◆ Exercise ◆
Go through the entries below and copy each line containing the word "mnemonic".

#### Input data

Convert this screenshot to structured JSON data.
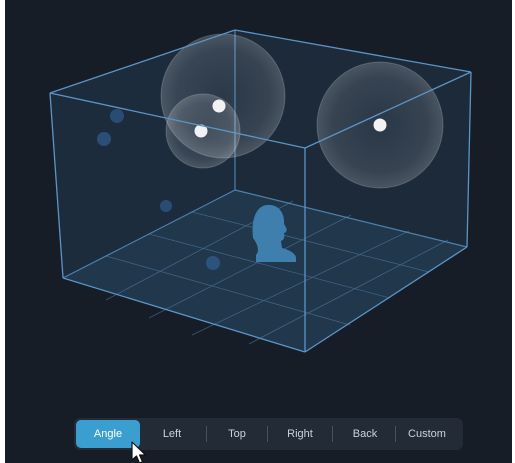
{
  "scene": {
    "room_color": "#4f8fc0",
    "floor_color": "#24405a",
    "wall_color": "#2e5170",
    "sphere_color": "#ffffff",
    "dot_color": "#2f5a8a",
    "head_color": "#3f7fad"
  },
  "toolbar": {
    "active": "Angle",
    "accent_color": "#3a9fd0",
    "views": [
      {
        "id": "angle",
        "label": "Angle"
      },
      {
        "id": "left",
        "label": "Left"
      },
      {
        "id": "top",
        "label": "Top"
      },
      {
        "id": "right",
        "label": "Right"
      },
      {
        "id": "back",
        "label": "Back"
      },
      {
        "id": "custom",
        "label": "Custom"
      }
    ]
  },
  "cursor": {
    "icon": "arrow-cursor-icon"
  }
}
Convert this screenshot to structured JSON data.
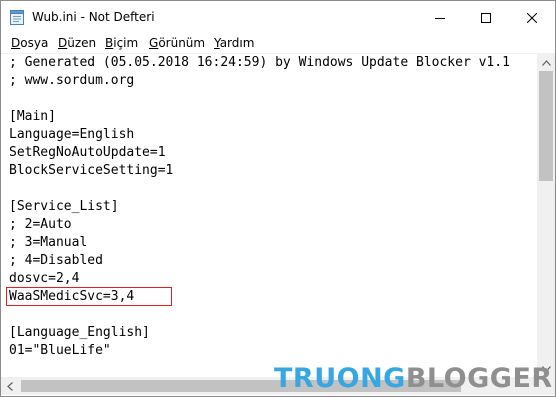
{
  "window": {
    "title": "Wub.ini - Not Defteri"
  },
  "menu": {
    "items": [
      {
        "mnemonic": "D",
        "rest": "osya"
      },
      {
        "mnemonic": "D",
        "rest": "üzen"
      },
      {
        "mnemonic": "B",
        "rest": "içim"
      },
      {
        "mnemonic": "G",
        "rest": "örünüm"
      },
      {
        "mnemonic": "Y",
        "rest": "ardım"
      }
    ]
  },
  "editor": {
    "lines": [
      "; Generated (05.05.2018 16:24:59) by Windows Update Blocker v1.1",
      "; www.sordum.org",
      "",
      "[Main]",
      "Language=English",
      "SetRegNoAutoUpdate=1",
      "BlockServiceSetting=1",
      "",
      "[Service_List]",
      "; 2=Auto",
      "; 3=Manual",
      "; 4=Disabled",
      "dosvc=2,4",
      "WaaSMedicSvc=3,4",
      "",
      "[Language_English]",
      "01=\"BlueLife\""
    ],
    "highlighted_line": "WaaSMedicSvc=3,4"
  },
  "watermark": {
    "part1": "TRUONG",
    "part2": "BLOGGER"
  },
  "colors": {
    "highlight_border": "#e02020",
    "watermark_blue": "#38a6e0",
    "watermark_gray": "#8f8f8f"
  },
  "icons": {
    "app": "notepad-icon",
    "minimize": "minimize-icon",
    "maximize": "maximize-icon",
    "close": "close-icon"
  }
}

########

◆ Reply ◆
        "mnemonic": "D",
        "mnemonic": "D",
        "mnemonic": "B",
        "mnemonic": "G",
        "mnemonic": "Y",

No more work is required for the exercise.